- _Work request_
Return only those lines of the listing in which "skill" appears.

- _Extracted information_
==================================================

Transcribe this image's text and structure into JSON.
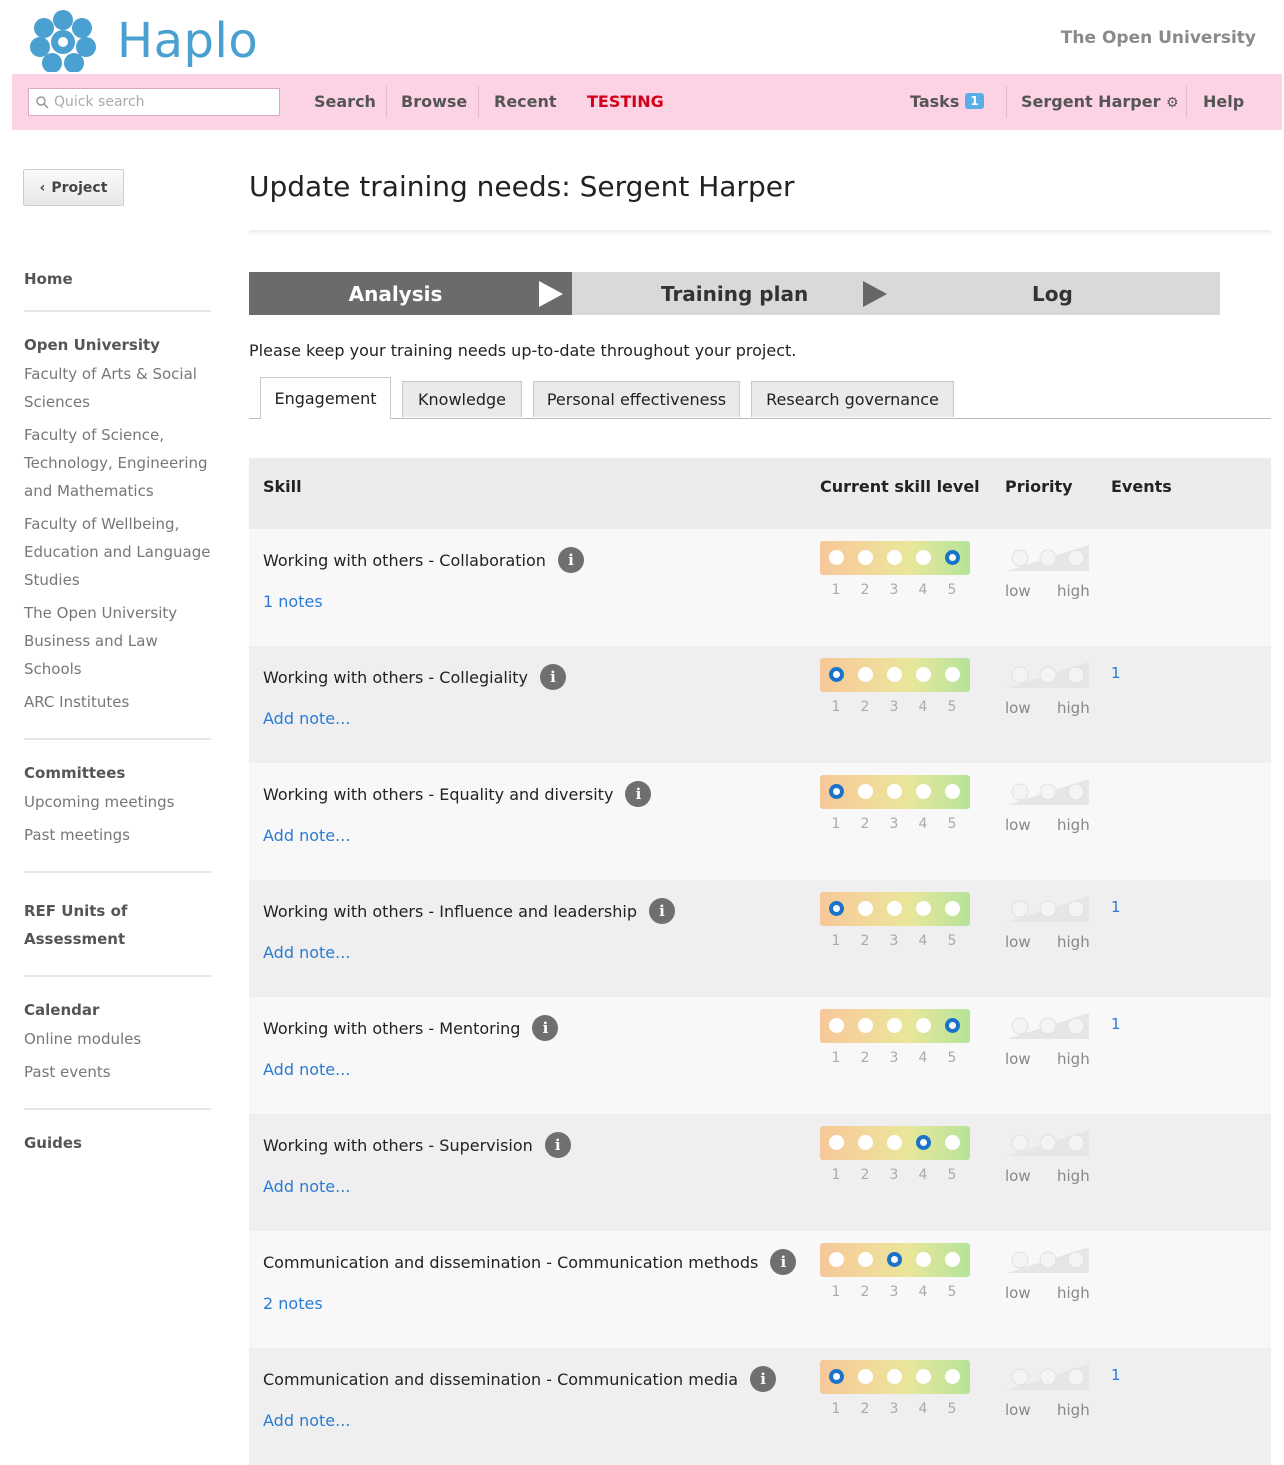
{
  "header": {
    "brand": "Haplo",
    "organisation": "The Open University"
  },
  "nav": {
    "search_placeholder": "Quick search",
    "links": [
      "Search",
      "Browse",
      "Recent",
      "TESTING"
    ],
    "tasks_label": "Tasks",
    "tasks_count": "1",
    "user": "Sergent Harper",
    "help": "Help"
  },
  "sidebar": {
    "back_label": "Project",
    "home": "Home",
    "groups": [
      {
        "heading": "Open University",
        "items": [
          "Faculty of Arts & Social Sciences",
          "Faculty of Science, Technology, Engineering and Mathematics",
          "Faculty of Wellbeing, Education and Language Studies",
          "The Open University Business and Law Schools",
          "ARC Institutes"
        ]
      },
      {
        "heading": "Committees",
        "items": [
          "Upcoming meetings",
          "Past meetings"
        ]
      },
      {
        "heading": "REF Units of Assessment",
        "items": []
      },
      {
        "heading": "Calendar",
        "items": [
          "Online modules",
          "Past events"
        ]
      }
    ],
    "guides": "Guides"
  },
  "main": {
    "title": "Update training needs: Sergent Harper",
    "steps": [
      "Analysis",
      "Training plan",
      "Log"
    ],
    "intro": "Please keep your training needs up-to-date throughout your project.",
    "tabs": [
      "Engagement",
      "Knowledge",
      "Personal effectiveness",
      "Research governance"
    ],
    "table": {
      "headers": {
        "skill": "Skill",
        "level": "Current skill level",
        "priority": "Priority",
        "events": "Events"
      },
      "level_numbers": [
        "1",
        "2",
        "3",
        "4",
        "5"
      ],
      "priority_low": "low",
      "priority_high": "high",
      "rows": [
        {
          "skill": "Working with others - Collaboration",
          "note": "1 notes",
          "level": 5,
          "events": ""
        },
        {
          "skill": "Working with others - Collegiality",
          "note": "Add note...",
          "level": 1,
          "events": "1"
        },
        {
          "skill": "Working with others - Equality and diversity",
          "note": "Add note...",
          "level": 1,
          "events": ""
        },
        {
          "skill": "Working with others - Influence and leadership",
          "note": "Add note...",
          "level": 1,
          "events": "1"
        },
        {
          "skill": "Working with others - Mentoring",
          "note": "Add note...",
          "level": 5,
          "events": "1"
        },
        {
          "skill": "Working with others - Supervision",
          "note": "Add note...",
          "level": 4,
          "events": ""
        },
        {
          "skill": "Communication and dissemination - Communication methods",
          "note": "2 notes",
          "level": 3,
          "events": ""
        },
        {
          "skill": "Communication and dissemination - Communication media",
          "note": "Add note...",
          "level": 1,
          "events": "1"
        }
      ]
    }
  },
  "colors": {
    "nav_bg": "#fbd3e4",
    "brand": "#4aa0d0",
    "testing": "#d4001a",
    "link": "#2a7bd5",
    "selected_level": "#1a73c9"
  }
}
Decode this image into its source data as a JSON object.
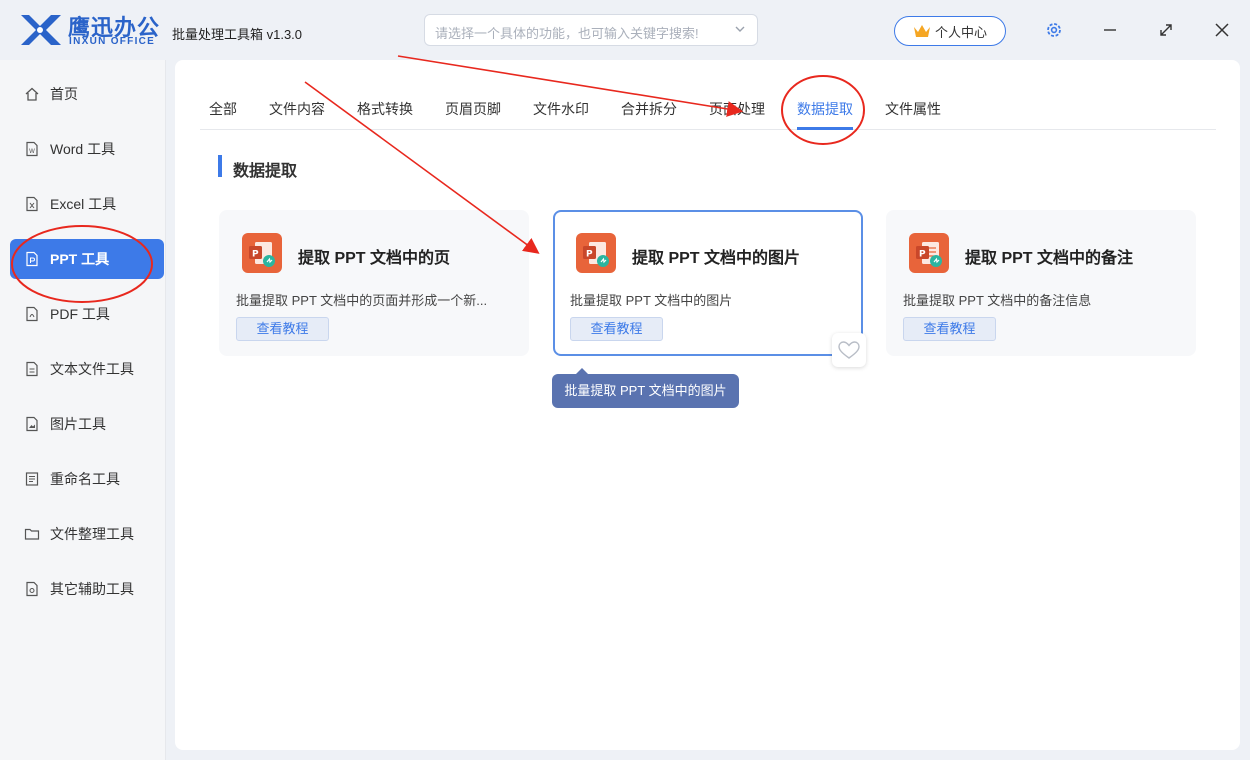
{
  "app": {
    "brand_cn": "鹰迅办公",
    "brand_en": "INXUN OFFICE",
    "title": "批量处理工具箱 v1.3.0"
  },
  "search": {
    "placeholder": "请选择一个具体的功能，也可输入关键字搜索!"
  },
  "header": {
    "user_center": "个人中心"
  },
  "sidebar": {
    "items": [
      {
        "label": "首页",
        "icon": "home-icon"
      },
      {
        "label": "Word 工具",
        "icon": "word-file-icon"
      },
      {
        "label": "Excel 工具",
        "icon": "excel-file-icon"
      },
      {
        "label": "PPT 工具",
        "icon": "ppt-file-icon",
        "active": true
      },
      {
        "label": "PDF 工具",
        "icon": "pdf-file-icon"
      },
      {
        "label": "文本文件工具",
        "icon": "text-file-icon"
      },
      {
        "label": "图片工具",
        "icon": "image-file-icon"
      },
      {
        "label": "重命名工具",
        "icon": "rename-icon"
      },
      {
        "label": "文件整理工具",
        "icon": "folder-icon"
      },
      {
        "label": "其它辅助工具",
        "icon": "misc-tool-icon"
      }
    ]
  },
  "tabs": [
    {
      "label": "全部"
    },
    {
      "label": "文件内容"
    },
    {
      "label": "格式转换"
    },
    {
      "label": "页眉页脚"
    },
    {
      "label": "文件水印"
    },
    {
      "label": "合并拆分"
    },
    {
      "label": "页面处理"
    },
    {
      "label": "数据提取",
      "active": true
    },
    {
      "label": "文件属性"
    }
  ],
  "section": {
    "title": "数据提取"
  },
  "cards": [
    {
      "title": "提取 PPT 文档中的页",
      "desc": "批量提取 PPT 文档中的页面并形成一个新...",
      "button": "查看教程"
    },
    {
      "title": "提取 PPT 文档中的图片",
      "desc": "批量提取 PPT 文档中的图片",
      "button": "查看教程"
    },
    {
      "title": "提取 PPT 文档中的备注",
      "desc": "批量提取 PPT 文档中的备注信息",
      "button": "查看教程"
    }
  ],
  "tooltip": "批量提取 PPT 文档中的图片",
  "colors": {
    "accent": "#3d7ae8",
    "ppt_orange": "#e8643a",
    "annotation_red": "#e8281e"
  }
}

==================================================

- _Exercise response_
        "skill": "Skill",
        "level": "Current skill level",
          "skill": "Working with others - Collaboration",
          "skill": "Working with others - Collegiality",
          "skill": "Working with others - Equality and diversity",
          "skill": "Working with others - Influence and leadership",
          "skill": "Working with others - Mentoring",
          "skill": "Working with others - Supervision",
          "skill": "Communication and dissemination - Communication methods",
          "skill": "Communication and dissemination - Communication media",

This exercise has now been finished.